** PROMPT **
Pick out the lines below that include the string "DATE".

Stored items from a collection
========================================

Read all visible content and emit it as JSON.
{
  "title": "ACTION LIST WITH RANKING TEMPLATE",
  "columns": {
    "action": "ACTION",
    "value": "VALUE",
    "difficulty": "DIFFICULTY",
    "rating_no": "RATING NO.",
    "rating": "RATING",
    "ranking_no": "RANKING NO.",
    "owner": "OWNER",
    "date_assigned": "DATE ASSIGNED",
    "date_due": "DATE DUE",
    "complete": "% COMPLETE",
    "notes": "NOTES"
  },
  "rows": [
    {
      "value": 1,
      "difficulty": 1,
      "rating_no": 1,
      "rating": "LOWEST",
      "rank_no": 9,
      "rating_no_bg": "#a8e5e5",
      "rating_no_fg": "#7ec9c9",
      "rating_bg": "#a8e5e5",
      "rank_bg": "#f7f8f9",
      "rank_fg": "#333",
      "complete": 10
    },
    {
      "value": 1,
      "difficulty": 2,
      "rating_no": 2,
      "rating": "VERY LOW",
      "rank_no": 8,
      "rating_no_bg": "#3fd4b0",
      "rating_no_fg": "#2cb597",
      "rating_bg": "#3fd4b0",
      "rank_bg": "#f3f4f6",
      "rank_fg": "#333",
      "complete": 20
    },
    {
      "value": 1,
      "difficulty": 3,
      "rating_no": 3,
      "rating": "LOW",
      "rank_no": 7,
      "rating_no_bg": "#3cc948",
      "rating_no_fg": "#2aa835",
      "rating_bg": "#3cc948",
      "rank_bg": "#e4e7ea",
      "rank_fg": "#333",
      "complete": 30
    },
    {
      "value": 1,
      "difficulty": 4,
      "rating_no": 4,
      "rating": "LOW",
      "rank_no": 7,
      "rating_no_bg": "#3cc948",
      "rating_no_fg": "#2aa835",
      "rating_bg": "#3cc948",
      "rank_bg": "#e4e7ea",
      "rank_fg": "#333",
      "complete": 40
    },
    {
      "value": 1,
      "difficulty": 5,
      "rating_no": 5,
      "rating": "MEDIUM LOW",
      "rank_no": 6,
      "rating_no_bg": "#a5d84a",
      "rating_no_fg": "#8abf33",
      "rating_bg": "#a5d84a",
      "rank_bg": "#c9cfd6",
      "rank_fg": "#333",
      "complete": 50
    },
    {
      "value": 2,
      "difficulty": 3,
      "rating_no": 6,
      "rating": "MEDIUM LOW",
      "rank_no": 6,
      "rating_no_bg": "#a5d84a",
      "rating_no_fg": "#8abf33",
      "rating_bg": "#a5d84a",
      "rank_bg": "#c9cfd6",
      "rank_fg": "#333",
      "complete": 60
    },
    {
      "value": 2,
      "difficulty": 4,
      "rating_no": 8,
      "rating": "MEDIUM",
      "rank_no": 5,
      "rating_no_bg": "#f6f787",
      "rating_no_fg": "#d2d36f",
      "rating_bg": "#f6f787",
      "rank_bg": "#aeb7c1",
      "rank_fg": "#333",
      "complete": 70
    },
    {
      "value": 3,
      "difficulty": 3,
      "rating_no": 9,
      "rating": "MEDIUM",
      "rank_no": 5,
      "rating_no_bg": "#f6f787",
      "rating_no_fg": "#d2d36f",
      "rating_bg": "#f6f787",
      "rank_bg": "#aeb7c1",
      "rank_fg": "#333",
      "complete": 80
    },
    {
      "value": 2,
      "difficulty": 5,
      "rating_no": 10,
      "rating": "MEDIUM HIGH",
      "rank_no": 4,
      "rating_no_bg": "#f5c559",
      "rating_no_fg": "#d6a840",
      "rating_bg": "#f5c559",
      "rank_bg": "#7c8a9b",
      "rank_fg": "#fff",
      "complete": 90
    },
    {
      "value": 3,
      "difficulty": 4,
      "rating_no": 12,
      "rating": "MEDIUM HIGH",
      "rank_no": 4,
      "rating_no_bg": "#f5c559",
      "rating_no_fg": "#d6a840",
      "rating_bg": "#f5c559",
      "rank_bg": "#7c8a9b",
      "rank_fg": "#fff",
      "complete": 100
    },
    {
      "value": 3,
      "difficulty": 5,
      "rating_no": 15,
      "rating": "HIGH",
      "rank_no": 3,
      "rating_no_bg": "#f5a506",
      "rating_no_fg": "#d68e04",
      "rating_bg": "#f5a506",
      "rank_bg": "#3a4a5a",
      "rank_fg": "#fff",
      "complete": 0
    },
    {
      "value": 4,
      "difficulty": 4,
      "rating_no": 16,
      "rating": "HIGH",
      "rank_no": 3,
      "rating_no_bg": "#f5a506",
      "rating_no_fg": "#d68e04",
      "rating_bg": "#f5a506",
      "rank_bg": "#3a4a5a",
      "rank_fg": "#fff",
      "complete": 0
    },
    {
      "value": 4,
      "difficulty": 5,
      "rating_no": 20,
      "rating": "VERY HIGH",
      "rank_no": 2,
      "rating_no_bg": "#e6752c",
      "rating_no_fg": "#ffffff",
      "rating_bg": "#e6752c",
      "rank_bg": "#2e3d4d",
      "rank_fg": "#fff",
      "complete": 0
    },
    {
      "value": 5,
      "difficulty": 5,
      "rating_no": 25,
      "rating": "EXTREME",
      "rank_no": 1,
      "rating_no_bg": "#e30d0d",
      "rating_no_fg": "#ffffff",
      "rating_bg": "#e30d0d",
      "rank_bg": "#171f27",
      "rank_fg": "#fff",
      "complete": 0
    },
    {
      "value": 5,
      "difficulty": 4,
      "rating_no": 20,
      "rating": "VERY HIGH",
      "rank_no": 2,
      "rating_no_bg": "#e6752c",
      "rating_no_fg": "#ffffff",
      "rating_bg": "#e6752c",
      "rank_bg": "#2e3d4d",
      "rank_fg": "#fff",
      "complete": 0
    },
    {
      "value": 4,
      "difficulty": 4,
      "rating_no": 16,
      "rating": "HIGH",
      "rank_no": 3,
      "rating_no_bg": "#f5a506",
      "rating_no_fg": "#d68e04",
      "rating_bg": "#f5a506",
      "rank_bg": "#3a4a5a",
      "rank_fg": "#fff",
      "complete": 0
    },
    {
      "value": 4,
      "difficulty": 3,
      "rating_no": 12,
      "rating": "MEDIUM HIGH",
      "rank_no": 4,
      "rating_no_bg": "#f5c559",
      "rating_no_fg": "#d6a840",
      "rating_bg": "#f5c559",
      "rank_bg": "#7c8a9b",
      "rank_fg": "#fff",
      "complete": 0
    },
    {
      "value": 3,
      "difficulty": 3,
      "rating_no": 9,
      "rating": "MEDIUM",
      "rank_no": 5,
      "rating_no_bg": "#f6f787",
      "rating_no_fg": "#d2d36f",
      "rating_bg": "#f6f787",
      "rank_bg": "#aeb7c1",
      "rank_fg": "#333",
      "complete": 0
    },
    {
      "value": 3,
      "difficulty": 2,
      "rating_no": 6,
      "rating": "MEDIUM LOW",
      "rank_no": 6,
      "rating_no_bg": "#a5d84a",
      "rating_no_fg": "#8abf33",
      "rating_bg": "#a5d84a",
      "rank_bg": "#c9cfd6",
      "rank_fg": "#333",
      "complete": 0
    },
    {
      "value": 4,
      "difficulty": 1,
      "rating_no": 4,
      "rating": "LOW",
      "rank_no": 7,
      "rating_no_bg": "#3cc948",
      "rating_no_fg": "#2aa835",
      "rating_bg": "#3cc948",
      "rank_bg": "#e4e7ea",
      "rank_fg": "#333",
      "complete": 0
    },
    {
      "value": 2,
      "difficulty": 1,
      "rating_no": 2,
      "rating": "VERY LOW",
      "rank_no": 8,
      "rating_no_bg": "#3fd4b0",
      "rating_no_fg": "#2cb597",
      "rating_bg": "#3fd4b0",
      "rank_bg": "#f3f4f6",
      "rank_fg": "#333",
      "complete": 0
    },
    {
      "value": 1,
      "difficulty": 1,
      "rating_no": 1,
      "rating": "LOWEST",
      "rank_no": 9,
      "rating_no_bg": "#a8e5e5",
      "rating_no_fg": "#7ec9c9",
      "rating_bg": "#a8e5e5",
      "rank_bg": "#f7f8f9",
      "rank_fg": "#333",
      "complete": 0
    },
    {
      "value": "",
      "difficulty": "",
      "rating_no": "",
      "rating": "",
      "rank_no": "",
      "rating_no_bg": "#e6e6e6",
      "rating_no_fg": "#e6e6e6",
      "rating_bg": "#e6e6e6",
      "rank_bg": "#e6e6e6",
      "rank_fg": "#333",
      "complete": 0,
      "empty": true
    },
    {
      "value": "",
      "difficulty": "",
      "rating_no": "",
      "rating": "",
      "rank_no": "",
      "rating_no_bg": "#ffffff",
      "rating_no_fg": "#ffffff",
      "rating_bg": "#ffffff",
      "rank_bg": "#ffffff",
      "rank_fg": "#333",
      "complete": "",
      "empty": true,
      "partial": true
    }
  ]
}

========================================

** RESULT **
    "date_assigned": "DATE ASSIGNED",
    "date_due": "DATE DUE",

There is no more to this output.